* Note on Partition: the division of the Asian Sub-Continent by the British in 1947, which created India and Pakistan. Partition forcibly displaced over 14 million people on religious lines. The violence of Partition created hostility between India and Pakistan that continues today as an ongoing deeply felt trauma.

To find out about history, culture, values, peoples, heroes and villains of the different countries where I’ve lived and worked, I go to novels.

Why fiction? Because a different truth lies in stories where point of view is acknowledged. Readers can draw their own conclusions and think about what happened or might have happened.

Novels bring us into a different reality. That was always true for me. As a girl growing up in a rather boring Midwestern town in the USA, I read novels constantly. Even after bedtime, under the bed covers, with the aid of a flashlight. Was I trying to escape or to learn? Probably both.

Currently my reading is dominated by the place where I live, that is, Australia.
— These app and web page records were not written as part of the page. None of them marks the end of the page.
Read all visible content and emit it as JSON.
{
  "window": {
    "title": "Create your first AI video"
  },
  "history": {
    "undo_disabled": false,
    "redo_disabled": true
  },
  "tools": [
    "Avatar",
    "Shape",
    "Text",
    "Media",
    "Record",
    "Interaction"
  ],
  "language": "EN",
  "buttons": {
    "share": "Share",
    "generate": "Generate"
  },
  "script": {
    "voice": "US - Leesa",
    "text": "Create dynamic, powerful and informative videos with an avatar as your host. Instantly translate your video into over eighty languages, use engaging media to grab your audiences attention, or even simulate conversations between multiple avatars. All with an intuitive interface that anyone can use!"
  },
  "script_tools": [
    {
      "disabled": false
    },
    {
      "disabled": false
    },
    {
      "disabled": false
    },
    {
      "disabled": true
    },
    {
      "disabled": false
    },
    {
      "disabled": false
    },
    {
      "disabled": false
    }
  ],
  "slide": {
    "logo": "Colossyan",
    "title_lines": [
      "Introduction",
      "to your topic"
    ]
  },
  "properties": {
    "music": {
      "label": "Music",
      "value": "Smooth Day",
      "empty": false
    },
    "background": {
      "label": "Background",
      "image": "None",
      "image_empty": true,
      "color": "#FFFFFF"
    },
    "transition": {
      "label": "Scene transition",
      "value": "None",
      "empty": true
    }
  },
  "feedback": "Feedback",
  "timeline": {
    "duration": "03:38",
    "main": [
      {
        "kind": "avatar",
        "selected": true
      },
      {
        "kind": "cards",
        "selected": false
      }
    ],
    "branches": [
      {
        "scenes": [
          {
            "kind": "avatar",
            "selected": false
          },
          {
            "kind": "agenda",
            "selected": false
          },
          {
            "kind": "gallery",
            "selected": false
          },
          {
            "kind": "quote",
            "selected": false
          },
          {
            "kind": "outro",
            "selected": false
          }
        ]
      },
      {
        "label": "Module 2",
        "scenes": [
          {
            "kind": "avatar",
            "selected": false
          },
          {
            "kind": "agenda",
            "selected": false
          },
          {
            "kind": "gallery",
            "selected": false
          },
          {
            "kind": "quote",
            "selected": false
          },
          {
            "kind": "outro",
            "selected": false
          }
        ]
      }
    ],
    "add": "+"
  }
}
I hear about books and authors interviewed on ABC (Australian Broadcasting Corporation) Radio National.

Pamela Collett RN 2

                                 This is me with my Radio National umbrella.                  Kangaroos in the background so you know this is Australia.

The next blogs will be about my reaction to books I heard about on the radio and then requested online at my local public library.

Do you think novels have more profound truth that non-fiction?

Where do you go for information about a country or culture where you may be visiting or living?

How do you find out about books you might want to read?